More public input is needed for the expansive pool plan.
As one participant suggested at Tuesday’s pool workshop, there should be more 10-year old kids in the room. Lap swimmers and the swim teams are well served by the new design, getting a great new lap pool with 12 lanes, replacing the six they have now. On paper it looks like kids are too — the current little pool (1240 square feet) is 26% of the total pool area (4700 sq ft) whereas the new little pool is 3750 sq ft, 36% of the total (10,400). But that comparison does not account for the current big pool which accommodates both aquatics and play. Probably 1000 sq ft of the current big pool is at shallow depth and permits kids to play without treading water – the pool worked for Marco Polo and water polo. Now the new big pool is set to a fixed 8-ft depth for water polo – no more Marco Polo in the big pool. Nor senior programs either. And when you consider that the new little pool will be for toddlers, swim lessons, and senior programs, the availability for kid free water play is probably diminished.
And speaking of water polo, can they get by with a 25 x 25 yard pool? Coach Savage said they would play that way at one of the workshops. That pool size would save a lot on energy costs and carbon emissions, a real problem for this design. At Tuesday’s workshop, Coach Savage had concerns about lighting which raises the question — with the new pool, are the swim teams going to once again be resigned to practicing at night? That’s not good for students who should be practicing after school lets out. That’s not a design issue but an access issue that will hopefully be rectified by the Recreation Department.

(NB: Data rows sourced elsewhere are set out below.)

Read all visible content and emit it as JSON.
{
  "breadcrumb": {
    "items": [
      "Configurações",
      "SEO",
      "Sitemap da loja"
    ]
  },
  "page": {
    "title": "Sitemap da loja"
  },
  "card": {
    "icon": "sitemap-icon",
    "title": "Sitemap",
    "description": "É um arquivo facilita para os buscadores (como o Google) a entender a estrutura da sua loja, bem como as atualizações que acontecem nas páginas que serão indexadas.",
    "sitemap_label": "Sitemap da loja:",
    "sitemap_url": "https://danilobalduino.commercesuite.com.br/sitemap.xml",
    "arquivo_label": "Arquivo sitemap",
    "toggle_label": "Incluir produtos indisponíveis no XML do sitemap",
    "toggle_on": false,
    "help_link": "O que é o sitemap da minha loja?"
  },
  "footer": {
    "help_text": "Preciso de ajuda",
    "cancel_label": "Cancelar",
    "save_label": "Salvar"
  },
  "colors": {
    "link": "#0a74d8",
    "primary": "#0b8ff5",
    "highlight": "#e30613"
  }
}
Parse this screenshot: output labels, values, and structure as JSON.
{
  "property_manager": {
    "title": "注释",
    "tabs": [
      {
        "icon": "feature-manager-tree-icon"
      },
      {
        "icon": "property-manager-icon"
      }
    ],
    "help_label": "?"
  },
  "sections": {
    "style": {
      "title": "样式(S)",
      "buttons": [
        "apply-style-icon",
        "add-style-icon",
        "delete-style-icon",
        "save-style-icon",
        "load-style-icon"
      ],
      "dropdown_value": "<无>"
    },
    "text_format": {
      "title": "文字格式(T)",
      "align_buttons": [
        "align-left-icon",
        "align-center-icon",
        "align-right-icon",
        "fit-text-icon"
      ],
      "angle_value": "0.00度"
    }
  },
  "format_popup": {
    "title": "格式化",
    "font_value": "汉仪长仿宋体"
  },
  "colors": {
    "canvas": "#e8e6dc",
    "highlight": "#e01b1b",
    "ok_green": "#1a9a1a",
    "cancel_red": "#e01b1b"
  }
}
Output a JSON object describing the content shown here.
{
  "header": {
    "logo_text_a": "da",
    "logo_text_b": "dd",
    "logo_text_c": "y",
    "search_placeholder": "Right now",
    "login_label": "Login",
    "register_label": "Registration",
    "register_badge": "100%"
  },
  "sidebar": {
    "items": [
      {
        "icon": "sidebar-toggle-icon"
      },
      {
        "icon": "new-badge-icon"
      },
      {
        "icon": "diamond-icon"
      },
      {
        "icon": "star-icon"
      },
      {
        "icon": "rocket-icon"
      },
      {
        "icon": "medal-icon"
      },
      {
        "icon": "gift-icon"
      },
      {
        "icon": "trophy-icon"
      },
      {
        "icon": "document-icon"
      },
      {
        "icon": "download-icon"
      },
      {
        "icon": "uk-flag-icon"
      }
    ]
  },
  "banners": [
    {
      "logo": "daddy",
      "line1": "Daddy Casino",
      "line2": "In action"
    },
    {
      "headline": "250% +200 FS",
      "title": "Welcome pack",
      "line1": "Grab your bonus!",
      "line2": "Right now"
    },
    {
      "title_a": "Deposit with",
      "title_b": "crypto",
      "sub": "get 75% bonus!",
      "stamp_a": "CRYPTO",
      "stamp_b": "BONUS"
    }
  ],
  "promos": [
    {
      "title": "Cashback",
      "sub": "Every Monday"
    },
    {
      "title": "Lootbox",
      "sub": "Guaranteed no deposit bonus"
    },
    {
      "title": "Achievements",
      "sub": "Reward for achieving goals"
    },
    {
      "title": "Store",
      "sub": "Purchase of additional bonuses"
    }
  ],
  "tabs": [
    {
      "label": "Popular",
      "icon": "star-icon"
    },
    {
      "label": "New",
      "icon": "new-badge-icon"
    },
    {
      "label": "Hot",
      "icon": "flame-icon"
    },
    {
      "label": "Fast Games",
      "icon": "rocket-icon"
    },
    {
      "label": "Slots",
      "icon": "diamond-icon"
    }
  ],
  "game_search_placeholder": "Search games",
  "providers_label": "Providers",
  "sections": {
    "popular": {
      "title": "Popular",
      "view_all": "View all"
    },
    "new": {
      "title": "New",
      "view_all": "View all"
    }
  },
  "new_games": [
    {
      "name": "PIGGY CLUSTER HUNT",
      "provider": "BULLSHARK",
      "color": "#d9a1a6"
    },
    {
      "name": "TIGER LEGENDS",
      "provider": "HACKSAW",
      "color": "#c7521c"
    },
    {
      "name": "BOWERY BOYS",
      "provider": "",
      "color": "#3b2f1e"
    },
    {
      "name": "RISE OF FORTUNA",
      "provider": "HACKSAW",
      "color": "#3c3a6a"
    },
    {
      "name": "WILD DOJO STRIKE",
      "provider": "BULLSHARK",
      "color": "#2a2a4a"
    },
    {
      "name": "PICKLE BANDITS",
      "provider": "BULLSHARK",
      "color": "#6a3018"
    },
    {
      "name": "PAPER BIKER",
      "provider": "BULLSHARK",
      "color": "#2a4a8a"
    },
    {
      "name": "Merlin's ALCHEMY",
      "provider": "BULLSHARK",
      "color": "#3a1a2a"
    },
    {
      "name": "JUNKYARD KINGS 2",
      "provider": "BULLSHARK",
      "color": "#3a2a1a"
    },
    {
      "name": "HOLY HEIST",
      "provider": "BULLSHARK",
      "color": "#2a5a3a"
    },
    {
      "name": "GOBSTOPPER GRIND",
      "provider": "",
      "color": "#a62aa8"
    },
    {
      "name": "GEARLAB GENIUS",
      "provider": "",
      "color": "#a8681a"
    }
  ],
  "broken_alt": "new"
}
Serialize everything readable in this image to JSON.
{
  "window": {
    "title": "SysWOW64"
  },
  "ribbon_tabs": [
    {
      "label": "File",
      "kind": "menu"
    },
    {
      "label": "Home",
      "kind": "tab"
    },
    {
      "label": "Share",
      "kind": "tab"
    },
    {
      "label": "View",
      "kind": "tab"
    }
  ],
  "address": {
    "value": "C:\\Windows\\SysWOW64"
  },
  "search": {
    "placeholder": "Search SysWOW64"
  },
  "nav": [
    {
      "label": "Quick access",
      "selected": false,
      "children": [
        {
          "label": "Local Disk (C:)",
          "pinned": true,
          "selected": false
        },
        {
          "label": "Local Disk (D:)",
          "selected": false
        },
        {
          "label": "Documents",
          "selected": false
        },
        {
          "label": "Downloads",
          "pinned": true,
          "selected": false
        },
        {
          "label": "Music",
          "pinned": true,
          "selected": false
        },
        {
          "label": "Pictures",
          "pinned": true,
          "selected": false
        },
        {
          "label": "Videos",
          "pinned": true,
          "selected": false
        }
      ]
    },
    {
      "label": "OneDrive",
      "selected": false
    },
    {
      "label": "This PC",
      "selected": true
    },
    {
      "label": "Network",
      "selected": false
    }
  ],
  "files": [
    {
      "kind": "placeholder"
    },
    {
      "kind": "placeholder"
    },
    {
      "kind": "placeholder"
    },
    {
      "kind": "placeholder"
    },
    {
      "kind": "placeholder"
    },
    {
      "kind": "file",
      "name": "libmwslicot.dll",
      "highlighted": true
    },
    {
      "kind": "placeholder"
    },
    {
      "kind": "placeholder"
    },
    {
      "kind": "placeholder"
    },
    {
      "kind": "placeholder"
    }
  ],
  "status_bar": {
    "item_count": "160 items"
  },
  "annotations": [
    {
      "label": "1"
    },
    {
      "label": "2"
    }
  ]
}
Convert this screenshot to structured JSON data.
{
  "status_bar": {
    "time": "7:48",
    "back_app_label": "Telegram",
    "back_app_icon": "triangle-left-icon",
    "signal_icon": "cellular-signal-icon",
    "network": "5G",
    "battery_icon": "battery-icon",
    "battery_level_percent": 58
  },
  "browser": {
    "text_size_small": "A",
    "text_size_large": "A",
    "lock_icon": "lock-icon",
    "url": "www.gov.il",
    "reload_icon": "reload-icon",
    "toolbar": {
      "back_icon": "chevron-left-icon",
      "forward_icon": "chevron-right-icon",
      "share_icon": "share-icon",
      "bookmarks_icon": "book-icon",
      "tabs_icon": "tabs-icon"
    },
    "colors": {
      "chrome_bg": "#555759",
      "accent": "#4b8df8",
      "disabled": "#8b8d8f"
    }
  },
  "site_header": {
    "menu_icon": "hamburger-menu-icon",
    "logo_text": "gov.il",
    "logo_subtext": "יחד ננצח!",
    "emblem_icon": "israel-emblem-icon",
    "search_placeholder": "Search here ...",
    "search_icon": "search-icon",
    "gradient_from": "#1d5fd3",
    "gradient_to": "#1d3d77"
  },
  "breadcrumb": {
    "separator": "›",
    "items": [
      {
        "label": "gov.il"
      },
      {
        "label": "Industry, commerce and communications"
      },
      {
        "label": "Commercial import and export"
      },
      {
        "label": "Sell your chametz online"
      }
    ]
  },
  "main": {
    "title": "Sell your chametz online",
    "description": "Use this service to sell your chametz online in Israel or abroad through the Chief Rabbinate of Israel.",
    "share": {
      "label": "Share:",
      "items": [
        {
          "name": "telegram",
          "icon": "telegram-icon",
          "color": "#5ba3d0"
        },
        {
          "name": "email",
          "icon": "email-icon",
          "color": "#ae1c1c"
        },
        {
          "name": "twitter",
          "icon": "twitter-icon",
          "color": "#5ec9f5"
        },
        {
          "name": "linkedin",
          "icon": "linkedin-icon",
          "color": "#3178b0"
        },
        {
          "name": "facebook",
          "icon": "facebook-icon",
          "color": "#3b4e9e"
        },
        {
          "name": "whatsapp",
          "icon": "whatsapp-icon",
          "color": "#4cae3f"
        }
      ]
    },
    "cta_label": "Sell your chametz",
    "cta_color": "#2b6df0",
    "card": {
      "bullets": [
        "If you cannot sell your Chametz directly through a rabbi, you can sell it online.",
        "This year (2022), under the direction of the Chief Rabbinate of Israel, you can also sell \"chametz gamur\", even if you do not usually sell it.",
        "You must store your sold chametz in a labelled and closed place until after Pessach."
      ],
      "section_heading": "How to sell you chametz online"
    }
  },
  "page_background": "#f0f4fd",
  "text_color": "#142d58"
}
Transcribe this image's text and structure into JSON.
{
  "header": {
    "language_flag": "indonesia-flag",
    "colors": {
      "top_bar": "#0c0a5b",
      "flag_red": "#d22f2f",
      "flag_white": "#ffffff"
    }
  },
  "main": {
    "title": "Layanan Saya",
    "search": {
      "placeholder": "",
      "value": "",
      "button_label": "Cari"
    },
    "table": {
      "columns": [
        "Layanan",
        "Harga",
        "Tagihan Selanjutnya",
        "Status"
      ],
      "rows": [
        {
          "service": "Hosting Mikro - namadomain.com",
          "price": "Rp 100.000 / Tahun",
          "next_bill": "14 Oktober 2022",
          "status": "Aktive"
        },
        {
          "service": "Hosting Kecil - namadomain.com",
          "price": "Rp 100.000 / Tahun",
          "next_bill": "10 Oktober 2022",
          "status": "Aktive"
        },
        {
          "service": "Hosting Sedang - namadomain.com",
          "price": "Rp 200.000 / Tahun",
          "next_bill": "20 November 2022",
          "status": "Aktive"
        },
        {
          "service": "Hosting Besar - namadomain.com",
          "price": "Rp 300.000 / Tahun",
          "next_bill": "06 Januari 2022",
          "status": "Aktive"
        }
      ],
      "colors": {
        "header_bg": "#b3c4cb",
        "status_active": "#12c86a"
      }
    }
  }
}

And speaking of the Recreation Department, just what do they plan to program in this building? Renderings at the workshops show a café, cardio room, weight-lifting center and dance studio in the building. Resident Dick Carter raised concerns that this was getting beyond the scope of the UU bond measure but PAC Chairman Roland felt these uses were within the bond measure language. That’s debatable and when you look at these programs, none of which require access to water, this facility starts to look more like a recreation center than an aquatic center. It looks like the pool facility is morphing into the Recreational Activity Center (RAC), a proposal that was floated 25 years ago to expand recreation services. That expansive project was rejected for the impacts it would have on the center of town.
And speaking of impacts to the center of town, the City is seriously considering filing for a categorical exemption to avoid an environmental impact report for this project. The doubling of the aquatic facility and expansion of programming at the facility will obviously increase the amount and hours of traffic to the Civic Center and school zone. That impact alone should warrant an EIR and it would be terrible planning not to do so.
The City needs to conduct more public workshops on these use issues now before bidding the pool project. For more information on the pool project, click HERE.